If you can provide them with full or bright indirect sun, and only water when the soil is fully dried out then you should have an easy time taking care of them.
Most succulents are pet-friendly, however, jades, euphorbias, and senicos, such as String of Pearls are toxic.
FREQUENTLY ASKED QUESTIONS (FAQs)
How to repot a succulent?
Succulents can be fragile, so repotting needs to be handled with care. Clean off all the dirt from around the root system—get as much off as you can—before transferring into new soil. An old paintbrush works well for this, but you can just use your hands, too. Succulents like well-draining soil with rockier substrates, like pumice or sand.
Make sure the pot you are repotting your plant in has a drainage hole for water. If it doesn’t, it’s best to repot into a plastic nursery pot and place it in another fun, decorative pot. This allows the non-draining pot to be used as a water catcher, which needs to be dumped of standing water after every water.
Depending on the type of succulent, you might lose a few leaves during the transfer, but this is normal. If your succulent is healthy, it will fill back out.
How do you propagate succulents?
It is very easy to propagate succulents. Succulents reproduce mainly from propagated leaves, as a single leaf has the ability to create an entirely new plant. Succulent seeds are hard to come by and even harder to grow, so most succulents you see were most likely grown from a propagated leaf.
If a healthy leaf drops or gets knocked off, you can lay it gently on top of some soil and ignore it. Within weeks, the leaf will start to root and, eventually, you will see a tiny plant at the base of the leaf. Let the big leaf completely dry up and shrivel away before picking it off; all the water the new plant needs is coming from that parent leaf.
You can also water propagate succulent leaves. Grab a clear jar or glass and fill it halfway with some water. Then, secure some cling wrap over the opening of the jar, making sure it’s pulled taut. Poke holes in the cling wrap that would be big enough for a succulent leaf to fit in, but not big enough for it to fall through. The end of the leaf should be closest to the water when you stick the leaf in. Put this jar in a sunny spot and ignore it. Eventually, it will grow roots and a new plant. The water in the jar makes the roots reach for it as well as creates humidity.

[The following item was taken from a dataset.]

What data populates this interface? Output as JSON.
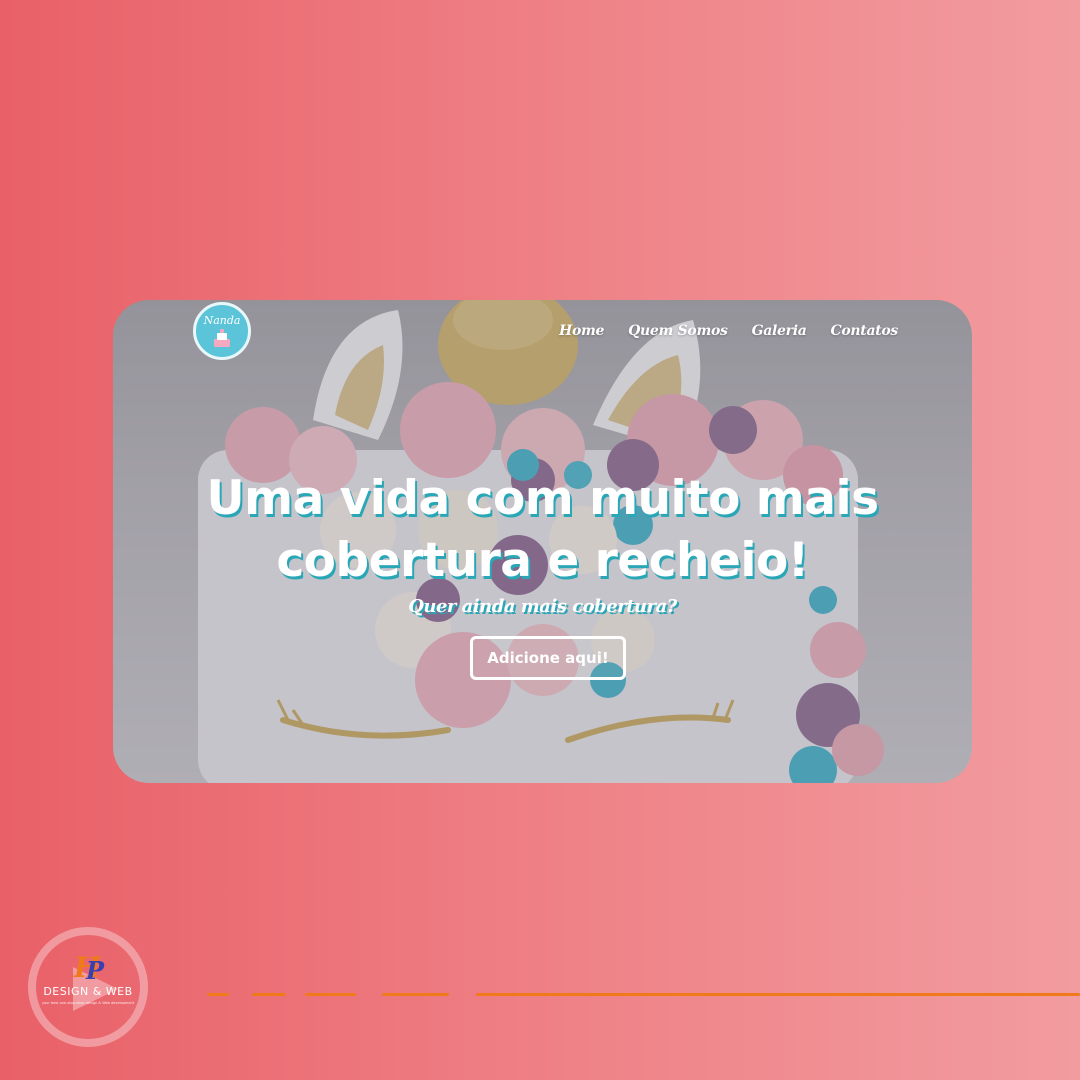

Keep in mind that propagation is never 100% guaranteed. Some leaves won’t make it, but some will. This is normal. Keep trying and eventually, you will succeed in propagating new succulents!
Why is my succulent turning yellow, translucent, and/or mushy?
These are all signs of overwatering. The bottom leaves will show these signs first, as they are closer to the root system. There is a very good chance these leaves will fall off. If you gently squeeze a succulent leaf that looks like this, excess water will easily sponge out of it.
Though you can hope that the soil dries out and only affects a few leaves, the best course of action to ensure the life of your succulent if overwatered is to repot it with drier soil and allow for that soil to fully dry out before watering again. Succulents prefer to go long times in between waterings and dry out 100% of teh way and then some.
If root rot has already set in, you might need to trim off the rotten roots, or even cut off the healthy top of the succulent and allow it to reroot. If you can’t salvage the whole plant, you can take the healthy leaves off and propagate them.
Why are my succulent’s leaves wrinkled?
Wrinkled succulent leaves are caused by the elusive underwatering. This will usually happen after a long, long period of no water. Your succulent has been drinking the stored water in the leaves, and now that that’s depleting, it needs some more water! Double-check your soil to confirm the dryness, then give it a big drink. Don’t let your succulent sit in the excess water, though!